Work item ->
Could you report every line from the entries that includes the word "Harper"?

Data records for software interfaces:

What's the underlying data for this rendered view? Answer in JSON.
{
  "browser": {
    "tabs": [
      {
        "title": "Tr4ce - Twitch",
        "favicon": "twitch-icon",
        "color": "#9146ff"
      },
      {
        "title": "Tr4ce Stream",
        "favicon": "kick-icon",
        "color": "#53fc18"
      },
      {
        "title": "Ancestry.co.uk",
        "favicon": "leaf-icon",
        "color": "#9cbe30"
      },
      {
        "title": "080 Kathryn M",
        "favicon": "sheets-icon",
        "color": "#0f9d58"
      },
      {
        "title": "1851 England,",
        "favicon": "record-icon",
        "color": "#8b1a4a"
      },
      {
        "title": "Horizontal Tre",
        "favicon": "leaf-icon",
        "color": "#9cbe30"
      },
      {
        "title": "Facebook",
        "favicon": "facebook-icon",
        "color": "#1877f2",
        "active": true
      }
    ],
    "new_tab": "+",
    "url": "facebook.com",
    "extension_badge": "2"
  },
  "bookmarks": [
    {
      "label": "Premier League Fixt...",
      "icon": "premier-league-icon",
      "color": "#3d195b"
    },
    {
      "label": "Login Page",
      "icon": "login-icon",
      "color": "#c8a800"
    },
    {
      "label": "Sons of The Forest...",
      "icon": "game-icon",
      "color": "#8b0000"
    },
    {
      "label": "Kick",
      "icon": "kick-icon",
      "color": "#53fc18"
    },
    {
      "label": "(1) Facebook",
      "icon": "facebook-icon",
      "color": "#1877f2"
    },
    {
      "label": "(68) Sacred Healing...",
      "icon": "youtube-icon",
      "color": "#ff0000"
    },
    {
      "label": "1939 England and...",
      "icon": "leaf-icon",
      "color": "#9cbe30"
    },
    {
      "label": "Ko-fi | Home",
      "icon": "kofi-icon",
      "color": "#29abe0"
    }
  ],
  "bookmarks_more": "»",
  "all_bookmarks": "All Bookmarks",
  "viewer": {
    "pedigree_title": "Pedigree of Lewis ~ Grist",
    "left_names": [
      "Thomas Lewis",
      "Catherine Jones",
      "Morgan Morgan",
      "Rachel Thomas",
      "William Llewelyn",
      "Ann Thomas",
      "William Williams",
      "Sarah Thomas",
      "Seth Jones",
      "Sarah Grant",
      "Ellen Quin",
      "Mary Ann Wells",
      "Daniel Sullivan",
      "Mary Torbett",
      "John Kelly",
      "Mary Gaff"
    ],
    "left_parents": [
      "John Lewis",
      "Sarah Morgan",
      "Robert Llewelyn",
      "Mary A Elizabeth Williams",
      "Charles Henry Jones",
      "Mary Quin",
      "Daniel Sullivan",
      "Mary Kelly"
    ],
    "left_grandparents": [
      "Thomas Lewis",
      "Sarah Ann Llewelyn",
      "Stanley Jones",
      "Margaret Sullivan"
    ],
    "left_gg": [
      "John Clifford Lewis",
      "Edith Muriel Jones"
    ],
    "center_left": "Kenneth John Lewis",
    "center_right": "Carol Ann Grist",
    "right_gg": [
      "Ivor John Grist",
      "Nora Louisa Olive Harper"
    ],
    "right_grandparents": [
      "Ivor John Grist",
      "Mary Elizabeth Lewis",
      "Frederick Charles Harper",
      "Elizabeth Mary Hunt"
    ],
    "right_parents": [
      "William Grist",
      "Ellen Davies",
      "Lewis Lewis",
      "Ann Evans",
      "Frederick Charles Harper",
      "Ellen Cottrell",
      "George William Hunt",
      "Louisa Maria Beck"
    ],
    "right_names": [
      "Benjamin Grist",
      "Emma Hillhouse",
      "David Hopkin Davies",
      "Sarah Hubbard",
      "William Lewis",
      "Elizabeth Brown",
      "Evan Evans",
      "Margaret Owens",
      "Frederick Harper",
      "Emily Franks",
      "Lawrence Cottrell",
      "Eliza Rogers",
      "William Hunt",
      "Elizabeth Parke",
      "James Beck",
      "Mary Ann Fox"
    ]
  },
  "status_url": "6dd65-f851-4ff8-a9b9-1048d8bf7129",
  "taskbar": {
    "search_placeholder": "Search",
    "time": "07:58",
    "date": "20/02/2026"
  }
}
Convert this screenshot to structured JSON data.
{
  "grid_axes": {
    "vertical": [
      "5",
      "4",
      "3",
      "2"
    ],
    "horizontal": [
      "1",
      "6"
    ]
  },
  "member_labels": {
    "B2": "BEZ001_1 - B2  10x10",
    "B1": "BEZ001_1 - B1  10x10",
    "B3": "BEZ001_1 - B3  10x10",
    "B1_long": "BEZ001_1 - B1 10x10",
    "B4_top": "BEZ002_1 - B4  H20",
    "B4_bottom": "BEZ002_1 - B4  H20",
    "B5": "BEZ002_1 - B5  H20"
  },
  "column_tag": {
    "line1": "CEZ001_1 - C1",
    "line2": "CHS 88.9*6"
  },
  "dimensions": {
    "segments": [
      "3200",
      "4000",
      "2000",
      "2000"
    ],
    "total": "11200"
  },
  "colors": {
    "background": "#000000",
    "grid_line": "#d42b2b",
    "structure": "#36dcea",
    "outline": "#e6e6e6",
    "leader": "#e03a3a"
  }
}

Response area ->
      "Nora Louisa Olive Harper"
      "Frederick Charles Harper",
      "Frederick Charles Harper",
      "Frederick Harper",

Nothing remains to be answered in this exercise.